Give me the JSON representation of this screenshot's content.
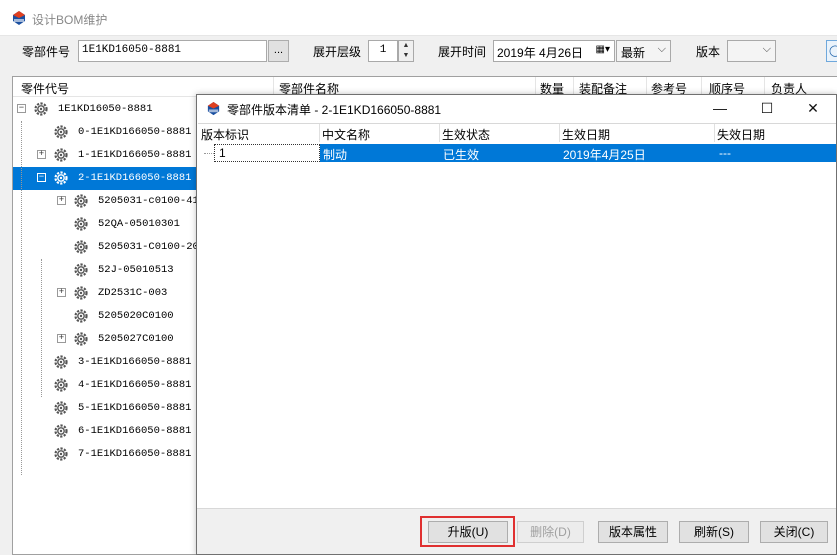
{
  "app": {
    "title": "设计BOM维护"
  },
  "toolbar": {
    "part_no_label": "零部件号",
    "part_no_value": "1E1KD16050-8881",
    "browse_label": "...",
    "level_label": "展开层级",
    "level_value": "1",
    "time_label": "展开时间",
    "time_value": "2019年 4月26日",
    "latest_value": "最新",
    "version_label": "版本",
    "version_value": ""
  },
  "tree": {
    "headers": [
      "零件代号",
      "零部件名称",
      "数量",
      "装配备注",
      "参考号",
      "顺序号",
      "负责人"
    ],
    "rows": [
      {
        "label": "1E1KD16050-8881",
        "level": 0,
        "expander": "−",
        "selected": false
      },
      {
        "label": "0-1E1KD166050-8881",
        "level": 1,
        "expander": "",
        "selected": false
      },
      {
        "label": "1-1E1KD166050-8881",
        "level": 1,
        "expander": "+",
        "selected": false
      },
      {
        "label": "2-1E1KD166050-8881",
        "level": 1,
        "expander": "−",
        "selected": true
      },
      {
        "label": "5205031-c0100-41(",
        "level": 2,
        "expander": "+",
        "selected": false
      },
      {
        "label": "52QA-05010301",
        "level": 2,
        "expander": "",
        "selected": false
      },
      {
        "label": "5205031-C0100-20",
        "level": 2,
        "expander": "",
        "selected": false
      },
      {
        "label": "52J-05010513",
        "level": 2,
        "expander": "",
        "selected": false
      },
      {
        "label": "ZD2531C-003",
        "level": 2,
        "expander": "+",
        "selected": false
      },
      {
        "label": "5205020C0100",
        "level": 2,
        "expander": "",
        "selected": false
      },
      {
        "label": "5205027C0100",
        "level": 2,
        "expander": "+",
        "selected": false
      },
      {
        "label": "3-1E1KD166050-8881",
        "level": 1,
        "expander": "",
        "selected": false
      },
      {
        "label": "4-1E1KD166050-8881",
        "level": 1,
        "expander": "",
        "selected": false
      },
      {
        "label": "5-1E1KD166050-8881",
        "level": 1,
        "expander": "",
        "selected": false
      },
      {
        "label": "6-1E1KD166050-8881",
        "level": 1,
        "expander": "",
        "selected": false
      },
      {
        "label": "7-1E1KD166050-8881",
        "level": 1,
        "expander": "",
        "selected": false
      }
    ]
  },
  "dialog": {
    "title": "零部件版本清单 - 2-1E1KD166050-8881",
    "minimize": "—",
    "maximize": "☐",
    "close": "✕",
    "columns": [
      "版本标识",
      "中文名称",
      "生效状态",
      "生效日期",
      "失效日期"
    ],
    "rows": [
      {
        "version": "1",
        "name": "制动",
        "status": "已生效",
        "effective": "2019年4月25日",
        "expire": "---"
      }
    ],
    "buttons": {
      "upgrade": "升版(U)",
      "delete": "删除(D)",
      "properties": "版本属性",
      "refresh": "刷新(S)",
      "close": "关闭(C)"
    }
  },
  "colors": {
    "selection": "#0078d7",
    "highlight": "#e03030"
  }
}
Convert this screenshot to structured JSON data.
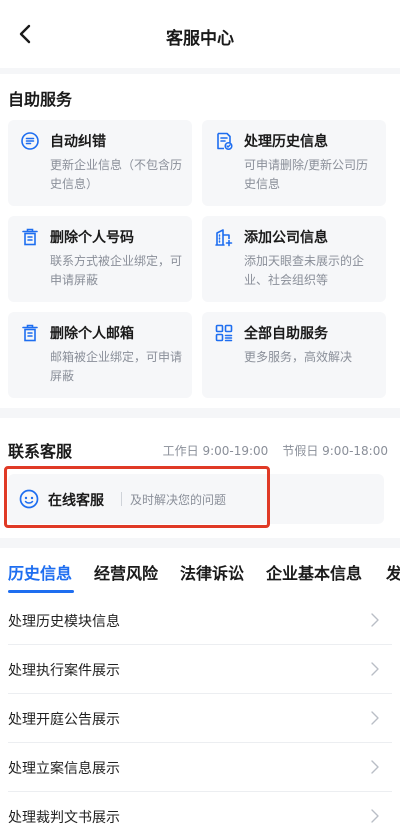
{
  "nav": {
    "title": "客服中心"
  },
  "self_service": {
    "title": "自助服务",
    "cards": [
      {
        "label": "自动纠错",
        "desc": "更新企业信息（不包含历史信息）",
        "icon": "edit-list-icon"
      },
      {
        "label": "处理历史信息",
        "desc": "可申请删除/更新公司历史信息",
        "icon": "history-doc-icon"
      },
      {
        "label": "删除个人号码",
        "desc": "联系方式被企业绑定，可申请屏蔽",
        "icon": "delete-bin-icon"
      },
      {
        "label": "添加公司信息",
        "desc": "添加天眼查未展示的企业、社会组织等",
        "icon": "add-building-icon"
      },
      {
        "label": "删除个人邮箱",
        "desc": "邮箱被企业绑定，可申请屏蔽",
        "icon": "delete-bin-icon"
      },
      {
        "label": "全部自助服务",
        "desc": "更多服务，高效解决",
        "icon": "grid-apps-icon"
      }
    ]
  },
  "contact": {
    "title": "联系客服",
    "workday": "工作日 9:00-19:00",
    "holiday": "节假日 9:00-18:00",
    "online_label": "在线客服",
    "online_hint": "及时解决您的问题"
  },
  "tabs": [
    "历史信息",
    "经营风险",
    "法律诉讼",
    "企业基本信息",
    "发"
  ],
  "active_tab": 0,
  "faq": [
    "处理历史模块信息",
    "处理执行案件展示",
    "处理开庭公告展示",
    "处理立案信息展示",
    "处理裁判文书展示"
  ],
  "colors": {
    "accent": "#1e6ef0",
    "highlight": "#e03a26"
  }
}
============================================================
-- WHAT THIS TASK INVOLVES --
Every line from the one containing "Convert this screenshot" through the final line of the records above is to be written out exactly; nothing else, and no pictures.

-- RESPONSE FOR THIS EXERCISE --
Convert this screenshot to structured JSON data.
{
  "nav": {
    "title": "客服中心"
  },
  "self_service": {
    "title": "自助服务",
    "cards": [
      {
        "label": "自动纠错",
        "desc": "更新企业信息（不包含历史信息）",
        "icon": "edit-list-icon"
      },
      {
        "label": "处理历史信息",
        "desc": "可申请删除/更新公司历史信息",
        "icon": "history-doc-icon"
      },
      {
        "label": "删除个人号码",
        "desc": "联系方式被企业绑定，可申请屏蔽",
        "icon": "delete-bin-icon"
      },
      {
        "label": "添加公司信息",
        "desc": "添加天眼查未展示的企业、社会组织等",
        "icon": "add-building-icon"
      },
      {
        "label": "删除个人邮箱",
        "desc": "邮箱被企业绑定，可申请屏蔽",
        "icon": "delete-bin-icon"
      },
      {
        "label": "全部自助服务",
        "desc": "更多服务，高效解决",
        "icon": "grid-apps-icon"
      }
    ]
  },
  "contact": {
    "title": "联系客服",
    "workday": "工作日 9:00-19:00",
    "holiday": "节假日 9:00-18:00",
    "online_label": "在线客服",
    "online_hint": "及时解决您的问题"
  },
  "tabs": [
    "历史信息",
    "经营风险",
    "法律诉讼",
    "企业基本信息",
    "发"
  ],
  "active_tab": 0,
  "faq": [
    "处理历史模块信息",
    "处理执行案件展示",
    "处理开庭公告展示",
    "处理立案信息展示",
    "处理裁判文书展示"
  ],
  "colors": {
    "accent": "#1e6ef0",
    "highlight": "#e03a26"
  }
}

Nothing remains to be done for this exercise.